RS already supports 3D design by providing a library of models for many of the components in its catalogue that can be imported into tools such as Google’s SketchUp.
“The 3D CAD-model program was where we really started to learn how we could help engineers with mechanical design,” said Keenan. “To date, we have seen more than half a million downloads and the rate of increase continues to accelerate."
But there are two problems with 3D design today: cost and learning time, Keenan added: “Making changes in traditional 3D CAD is complex and time-consuming”.
To expand its involvement in 3D design and offer its own tool free of charge, RS Components commissioned a version of the solid-modelling tool developed by US-based Spaceclaim on the basis that it offers a simpler user interface than competitive tools. The Spaceclaim software uses four core commands to move, stretch, extrude and bevel parts. Keenan argued that the software will expand the user base for solid modelling.
“Fifteen years ago, electronics design was done first and thrown over the wall to mechanical engineers. Nowadays, customers are under pressure to make their products more aesthetically pleasing," Keenan argued. “What if sales and marketing could get involved with the product development and not just the CAD specialist? Customers are telling us product proposals are sometimes presented in three dimensions and they are more successful. One customer told us: ‘We are losing business to companies able to invest in modern mechanical design software’.”
The DesignSpark Mechanical tool exports STL files used by 3D printers. “We are bringing 3D printing to everyone who wants to use it. To get a prototype printed in 3D is going to be very helpful to engineers: there is no need to spend tens of thousands to get moulding done,” Keenan claimed. “And it will allow companies to explore more options before committing to a design.”

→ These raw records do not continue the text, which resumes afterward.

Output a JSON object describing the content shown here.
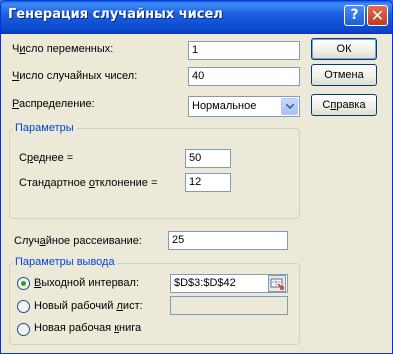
{
  "window": {
    "title": "Генерация случайных чисел",
    "help_glyph": "?",
    "close_glyph": "✕"
  },
  "fields": {
    "num_vars_label_pre": "Ч",
    "num_vars_label_u": "и",
    "num_vars_label_post": "сло переменных:",
    "num_vars_value": "1",
    "num_rand_label_u": "Ч",
    "num_rand_label_post": "исло случайных чисел:",
    "num_rand_value": "40",
    "dist_label_u": "Р",
    "dist_label_post": "аспределение:",
    "dist_value": "Нормальное"
  },
  "buttons": {
    "ok": "ОК",
    "cancel": "Отмена",
    "help_pre": "С",
    "help_u": "п",
    "help_post": "равка"
  },
  "params": {
    "title": "Параметры",
    "mean_label_pre": "С",
    "mean_label_u": "р",
    "mean_label_post": "еднее =",
    "mean_value": "50",
    "std_label_pre": "Стандартное ",
    "std_label_u": "о",
    "std_label_post": "тклонение =",
    "std_value": "12"
  },
  "seed": {
    "label_pre": "Случ",
    "label_u": "а",
    "label_post": "йное рассеивание:",
    "value": "25"
  },
  "output": {
    "title": "Параметры вывода",
    "range_label_u": "В",
    "range_label_post": "ыходной интервал:",
    "range_value": "$D$3:$D$42",
    "range_selected": true,
    "new_sheet_label_pre": "Новый рабочий ",
    "new_sheet_label_u": "л",
    "new_sheet_label_post": "ист:",
    "new_sheet_value": "",
    "new_book_label_pre": "Новая рабочая ",
    "new_book_label_u": "к",
    "new_book_label_post": "нига"
  }
}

RS will make the tool available for download on Monday, 16 September 2013.